CPRE Sussex, the countryside charity for Sussex, objects to the application and asks that West Sussex County Council refuses permission.

The applicant has had a succession of applications to extend the period within which they have to discharge the original condition requiring site restoration by:

– 12 months in 2017 (WSCC/052/12/WC)

– a further 18 months in 2018 (WSCC/032/18/WC)

– a further 24 months in 2019 (WSCC/079/19)

– a further 24 months in 2022 (WSCC/002/22)

They are now asking for a further 24 months.

While we would accept that sometimes delays happen, it seems extraordinary to us that the applicant has dragged its feet for so long on restoring the site and complying with the conditions of the original consent. If this application is granted, the applicant will not have to restore the site until 2025 when the original consent required completion within 3 years (i.e. by 2016).

This is surely well beyond the reasonable intention of the relevant policies or the original consent; applicants cannot surely not be permitted a never-ending succession of delays to the discharge of original conditions, or it makes a mockery of the existence of the conditions in the first place. Granting this application would bring into question the credibility of planning conditions on a much wider scale.

The applicant is clear that the onsite testing and appraisal itself has actually finished, but they claim they need more time to analyse data from two other sites in Surrey before they can make a decision about what to do with this site. That may be the case in terms of the applicant’s commercial considerations, but it is surely unreasonable to expect this to weigh heavily in the planning balance when it comes to the restoration of this site.

The West Sussex Joint Minerals Local Plan says “As oil and gas development typically takes place over three stages (exploration, appraisal, and production), it is possible to require restoration to be undertaken at the end of each stage. This is important as it may be decided to abandon the well following the exploration and appraisal stage, as well as after production has finished.”

Policy M7a (Hydrocarbon development not involving hydraulic fracturing – Exploration and Appraisal) says that:

“Proposals for exploration and appraisal for oil and gas, not involving hydraulic fracturing, including extensions to existing sites will be permitted provided that: …restoration and aftercare of the site to a high-quality standard would take place in accordance with Policy M24 whether or not oil or gas is found”

Policy M24 requires that plans “ensure that land is restored *at the earliest opportunity* including, where appropriate, by phased, or progressive restoration”.

After multiple time extensions, generously granted, the ‘earliest possible opportunity’ has surely now passed.

This application must be refused, and the conditions relating to site restoration must be discharged. If this requires enforcement action, then this should be pursued.

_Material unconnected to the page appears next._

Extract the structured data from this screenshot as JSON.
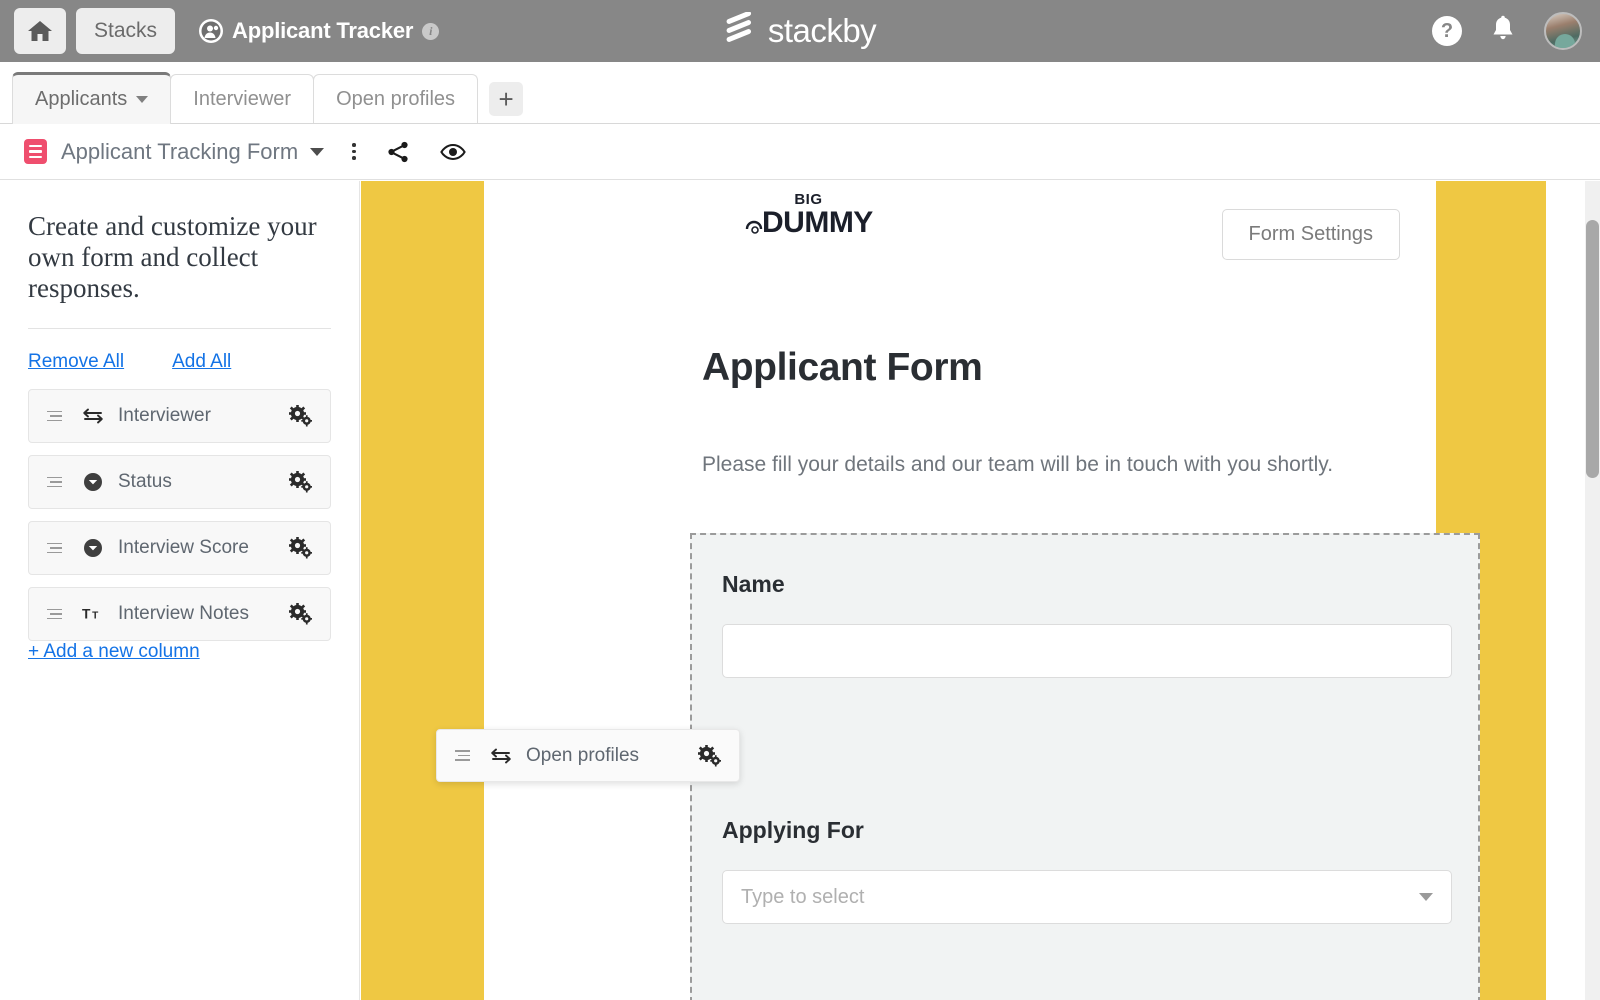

If, following their appraisal of the data from their other locations, they wish to pursue a different or further use of the Broadford Bridge site, then they can bring forward an application for that purpose. In the meantime they should meet their existing obligations.

CPRE Sussex’s objection to the application is on the West Sussex CC planning register